When building serverless applications as a collection of Serverless services, we need to decide whether we are going to push each service individually to our version control system, or bundle them all together as a single repo. This article is not going to go into the details about which is better or not, but all our posts so far seem to show examples of services all stored in individual repositories.

What this article is going to demonstrate, however, is that deploying services from within a single monorepo is easily doable within Serverless Framework Pro’s CI/CD solution.

Getting started

It would be great if you could follow along, even if you do not have your very own monorepo to play with. So here is one you can use. It’s a little demonstration repo you can clone from Github and use in your own Serverless Framework Pro account, just change the org and app values in each of the four services to match one of your own.

NOTE: Serverless Framework Pro has a generous free tier so you don’t need to worry about not having a paid account just to try this feature out for yourself.

Once you’ve cloned the repo, made the requisite org and app edit, you just need to push that back into a repo of your own for us to continue.

The last step before we walk through setting up the monorepo deployment is to ensure that we have our connection to our AWS account all squared away, especially if you have a brand new dashboard account. This is done by going to profiles on the top menu, selecting the profile we will be using and making sure an AWS account is connected.

With that out of the way, lets get cracking!

Connecting to Github

Make sure you create the app within the org, using the same names you added to the services serverless.yml file as well; I have one I called monorepotest … super original I know. But once I have done that, I open the app and I should have a handy dandy add service button to click on. Doing that gives me two option. I want to choose Deploy from Github. You should then see a button to connect to Github. Click it and go through Github’s OAuth process to authorise Serverless Framework Pro to access the monorepo you are configuring. Once done and returned, you may or may not need to just refresh the page. When you see the image below we can move on:

Deploy from github

Deploying our first service

Once we have that connection, we can use the Select a repo dropdown to choose our monorepo, and the base directory drop down now becomes available after a second or so. In this list we should see all the services we may want to deploy that are a part of this monorepo. If you are using the Github repo I linked to before, you can select servicea, and now we get even more options to choose from.

We have covered preview deploys in a previous blog post, so I wont go into detail here on them; we are going to skip configuring that for now.

Moving down to the branch deploys section, if you have not yet configured any kind of stage, you will be prompted to do that now. Just click through to create the stage and return to the deployment config when done.

In branch deploys, we point our specific git branch to the stage we want to deploy to. If you only have a master branch and one stage this will automatically be selected and you just need to confirm.
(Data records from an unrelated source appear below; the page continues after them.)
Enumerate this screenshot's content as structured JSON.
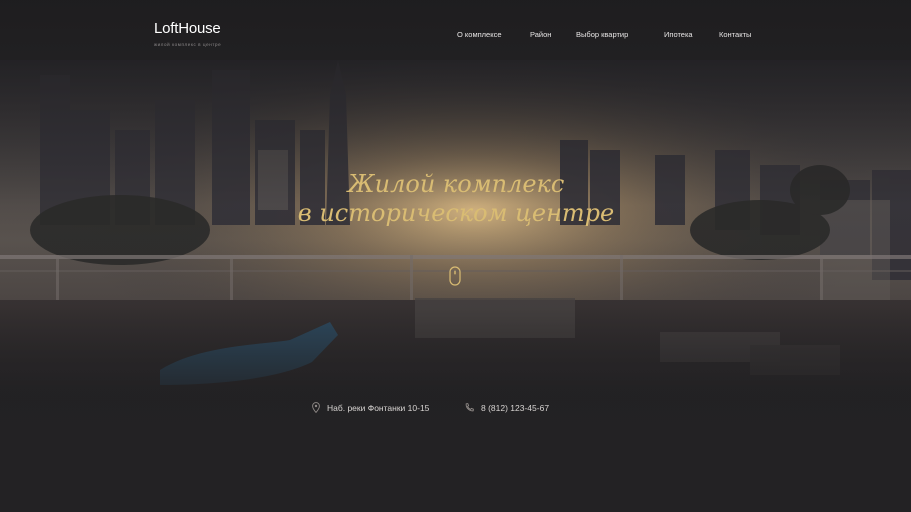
{
  "brand": {
    "logo": "LoftHouse",
    "tagline": "жилой комплекс в центре"
  },
  "nav": {
    "items": [
      {
        "label": "О комплексе"
      },
      {
        "label": "Район"
      },
      {
        "label": "Выбор квартир"
      },
      {
        "label": "Ипотека"
      },
      {
        "label": "Контакты"
      }
    ]
  },
  "hero": {
    "title_line1": "Жилой комплекс",
    "title_line2": "в историческом центре"
  },
  "contacts": {
    "address": "Наб. реки Фонтанки 10-15",
    "phone": "8 (812) 123-45-67"
  },
  "colors": {
    "accent_gold": "#d9bc73",
    "background": "#242325",
    "text": "#e8e6e6"
  },
  "icons": {
    "scroll": "mouse-scroll-icon",
    "address": "location-pin-icon",
    "phone": "phone-icon"
  }
}
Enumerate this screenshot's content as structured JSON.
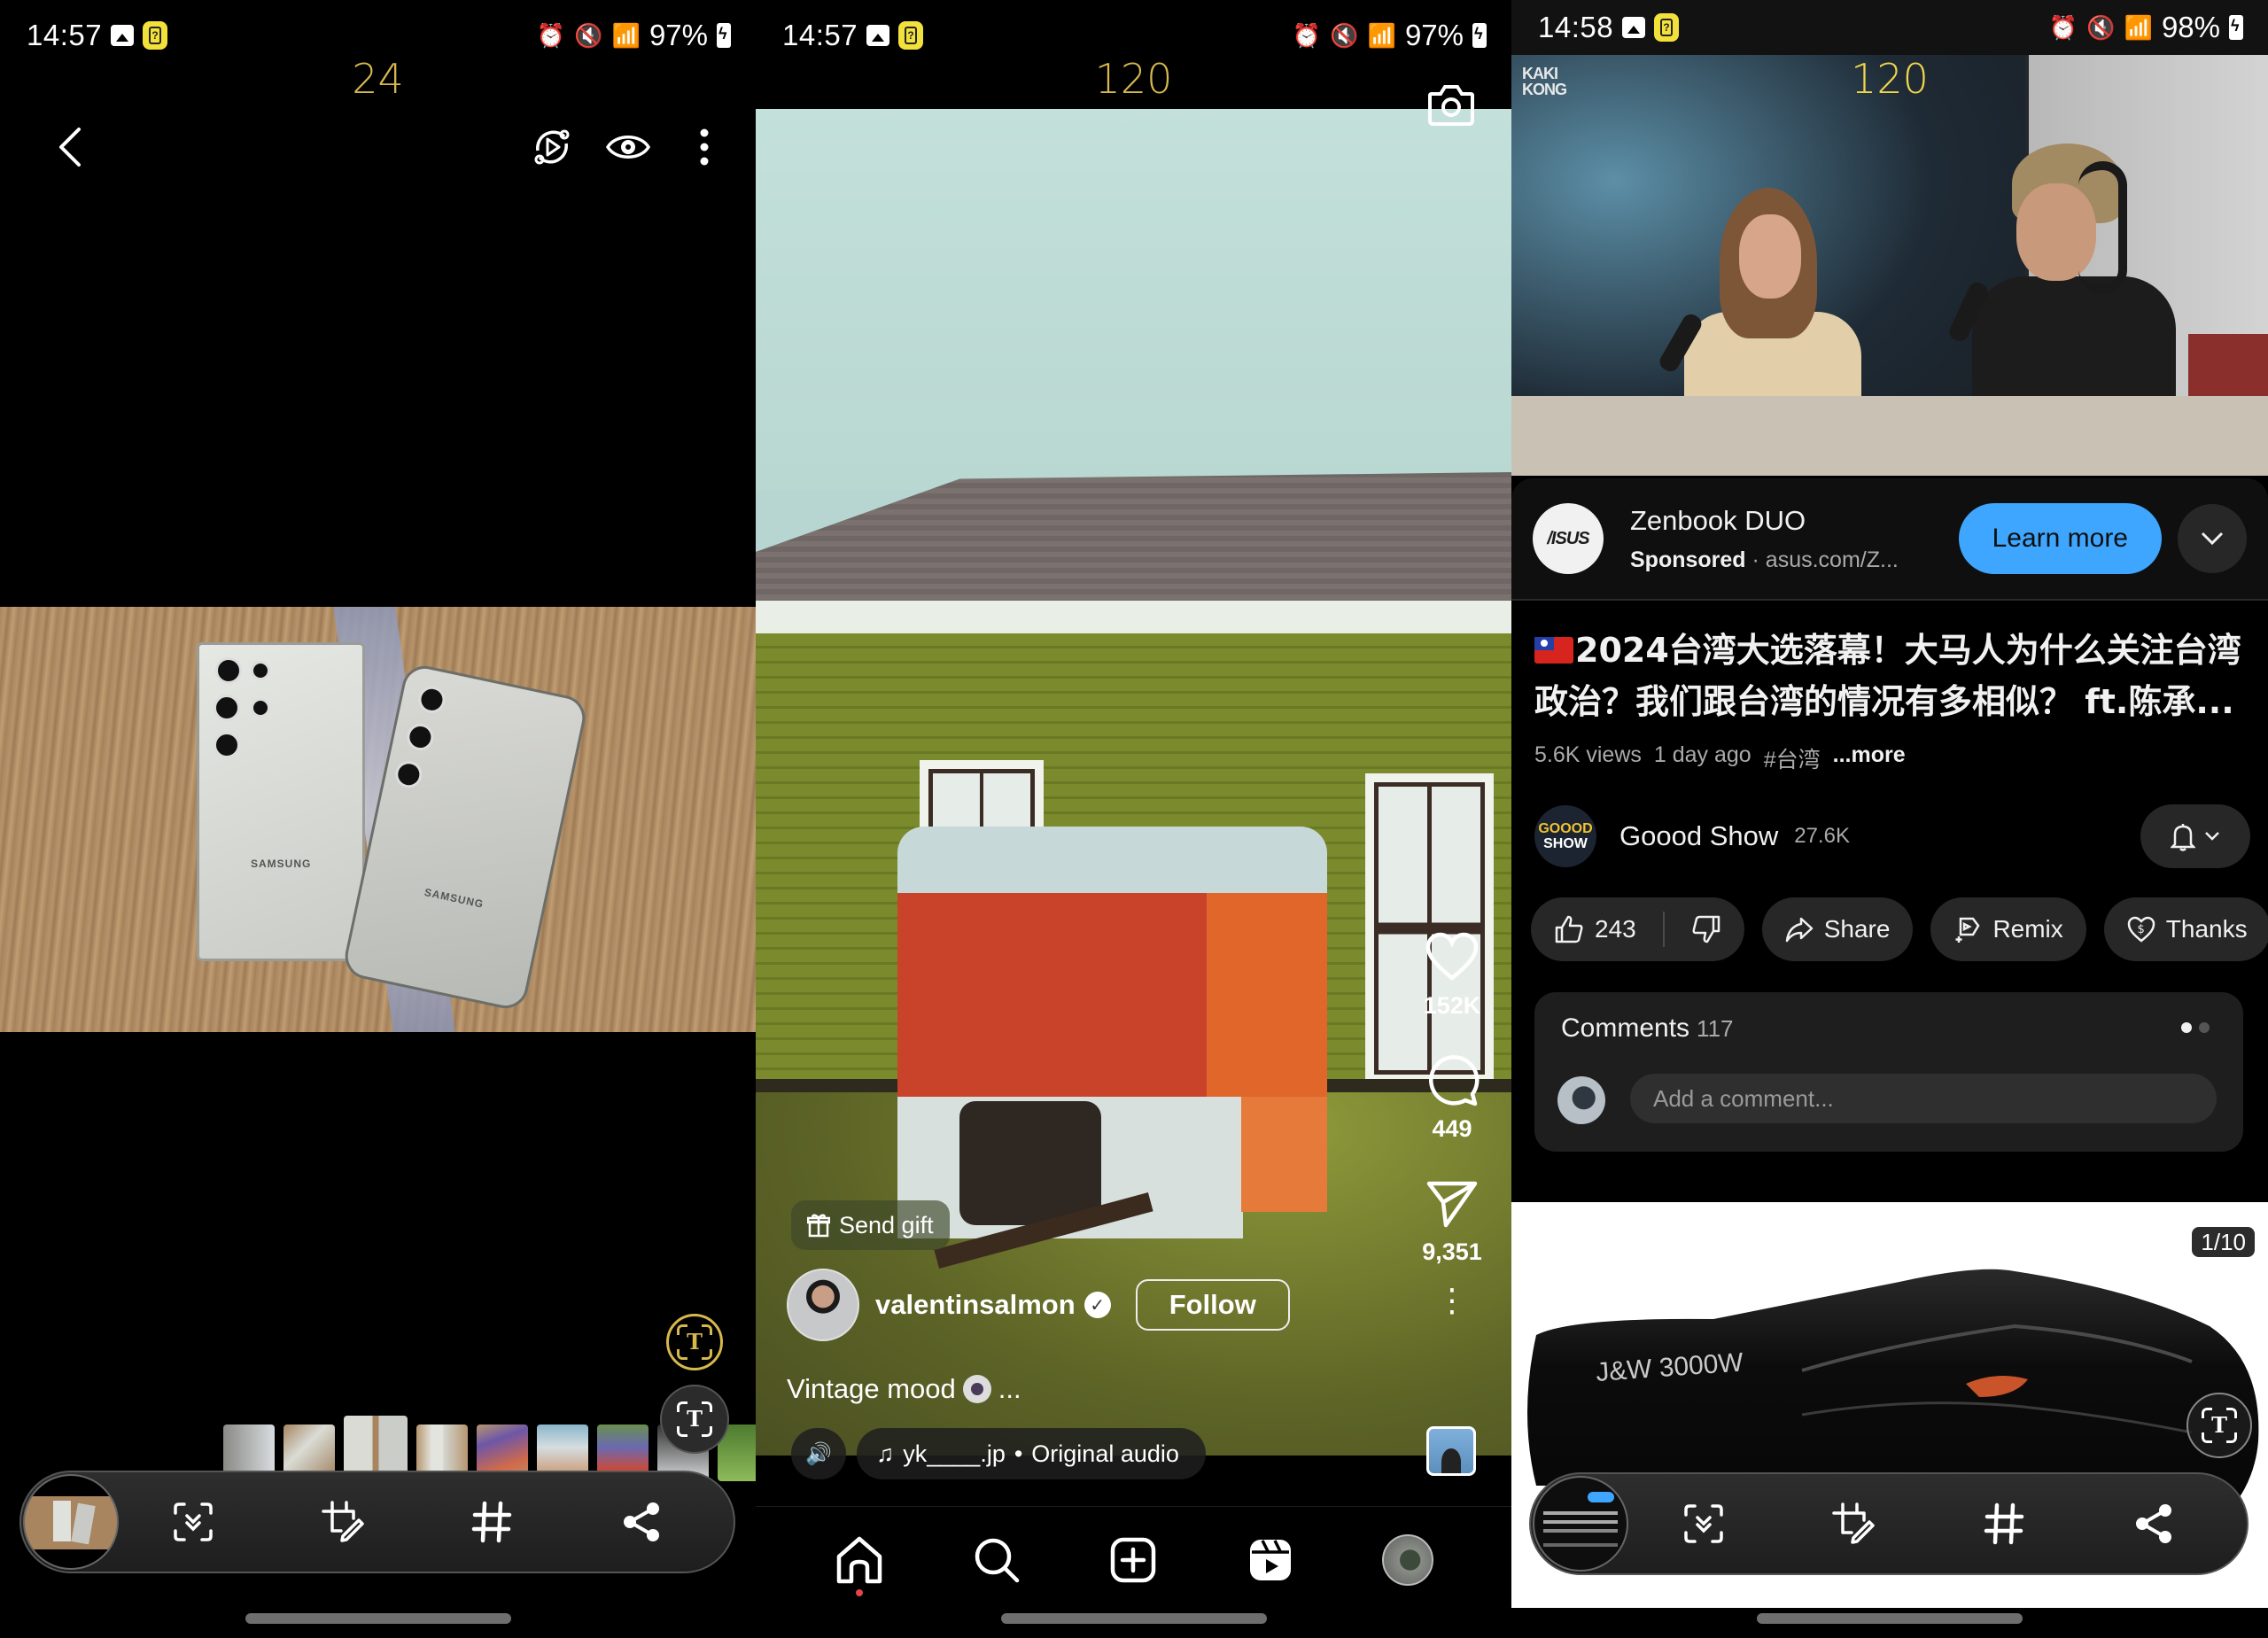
{
  "panels": [
    {
      "id": "gallery",
      "status": {
        "time": "14:57",
        "battery": "97%",
        "icons": [
          "image-icon",
          "help-device-icon",
          "alarm-icon",
          "mute-icon",
          "wifi6-icon",
          "wifi-calling-icon",
          "signal-icon",
          "battery-charging-icon"
        ]
      },
      "counter": "24",
      "toolbar": {
        "back": "back-icon",
        "actions": [
          "motion-photo-icon",
          "view-icon",
          "more-options-icon"
        ]
      },
      "photo": {
        "brand_left": "SAMSUNG",
        "brand_right": "SAMSUNG"
      },
      "text_extract_label": "T",
      "thumbnails_count": 9,
      "action_bar": {
        "items": [
          "scan-icon",
          "crop-edit-icon",
          "hashtag-icon",
          "share-icon"
        ]
      }
    },
    {
      "id": "instagram-reel",
      "status": {
        "time": "14:57",
        "battery": "97%"
      },
      "counter": "120",
      "send_gift": "Send gift",
      "author": {
        "username": "valentinsalmon",
        "verified": true,
        "follow_label": "Follow"
      },
      "caption": "Vintage mood",
      "caption_more": "...",
      "audio": {
        "artist": "yk____.jp",
        "separator": "•",
        "title": "Original audio"
      },
      "stats": {
        "likes": "152K",
        "comments": "449",
        "shares": "9,351"
      },
      "nav": [
        "home-icon",
        "search-icon",
        "create-icon",
        "reels-icon",
        "profile-avatar"
      ]
    },
    {
      "id": "youtube",
      "status": {
        "time": "14:58",
        "battery": "98%"
      },
      "counter": "120",
      "video_logo": "KAKI KONG",
      "ad": {
        "logo_text": "/ISUS",
        "title": "Zenbook DUO",
        "sponsored": "Sponsored",
        "url": "asus.com/Z...",
        "cta": "Learn more"
      },
      "video": {
        "title": "2024台湾大选落幕！大马人为什么关注台湾政治？我们跟台湾的情况有多相似？ ft.陈承...",
        "views": "5.6K views",
        "age": "1 day ago",
        "hashtag": "#台湾",
        "more": "...more"
      },
      "channel": {
        "logo_line1": "GOOOD",
        "logo_line2": "SHOW",
        "name": "Goood Show",
        "subscribers": "27.6K"
      },
      "actions": {
        "likes": "243",
        "share": "Share",
        "remix": "Remix",
        "thanks": "Thanks"
      },
      "comments": {
        "label": "Comments",
        "count": "117",
        "placeholder": "Add a comment..."
      },
      "product": {
        "label": "J&W 3000W",
        "page": "1/10"
      },
      "text_extract_label": "T",
      "action_bar": {
        "items": [
          "scan-icon",
          "crop-edit-icon",
          "hashtag-icon",
          "share-icon"
        ]
      }
    }
  ]
}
At this point you can just save the configuration and you are all set up. Merge into the master branch or deploy directly from the deploy now button and a deployment to your AWS account should begin!

If you go ahead and do the same for all the other services in the monorepo, you will be fully setup with monorepo deployments to AWS; if code is pushed all services in the monorepo will redeploy. If you don’t want all of them to redeploy every time … read on.

More advanced configuration

Selective deployments

By default, if you have multiple services of a monorepo configured and you merge a change anywhere in that repo, all services will redeploy, just in case. There’s no way for the system to know if there are any dependencies between the services so it cannot assume that only that one service that had a change should be redeployed.

However, you can configure it differently. If you open the CI/CD settings for one of the services and scroll down to expand the advanced settings section, you should see numerous options to help you maximise the efficiency of your CI/CD pipeline for a monorepo.

Advanced settings expanded

By default, the Always trigger a deployment option is selected and means that this service will always be redeployed with any change to the git repository, even if there were no changes to the code of this service. If you only want this service redeployed when its own code is edited, uncheck the box and you should see something like:

Trigger directories configuration

Automatically, the directory of the current service is selected and you can just click save settings. From this point on, servicea will only be re-deployed when its own code is edited.

Dependency deployment

But what if you actually did have services that had dependencies on each other. So in the example with servicea, we could in fact link it to serviceb and configure it so that servicea will always be re-deployed when serviceb is also edited. Just by adding a reference to the correct service directory, I can ensure this will happen:

Service B added

I could of course do this for any number of services that servicea depends on and vice versa. But what if I have some kind of shared folder that servicea uses. Because we reference a directory structure in our configuration, you can point to any path in your monorepo to be watched for changes. In the example repo, we have a directory called shared that stores a number of classes and functions (or at least it could) that are re-used by multiple services. If I change anything in shared, multiple services need to redeploy.

I can accomplish this just by adding the path to shared:

Shared directory added

In the image above, servicea will be deployed on merges to Github if changes are detected in directories servicea, serviceb or shared. And I can configure any service with any specific arrangement of dependencies I need, providing me a ton of great flexibility to deploy what I need under the right circumstances.

Monorepo deployments are much simpler to manage using Serverless Framework Pro CI/CD. But if you do have any feedback for us or want to just share, please hop into our Slack channels or Forums and let us know. Or you can even DM me on Twitter if you have any questions.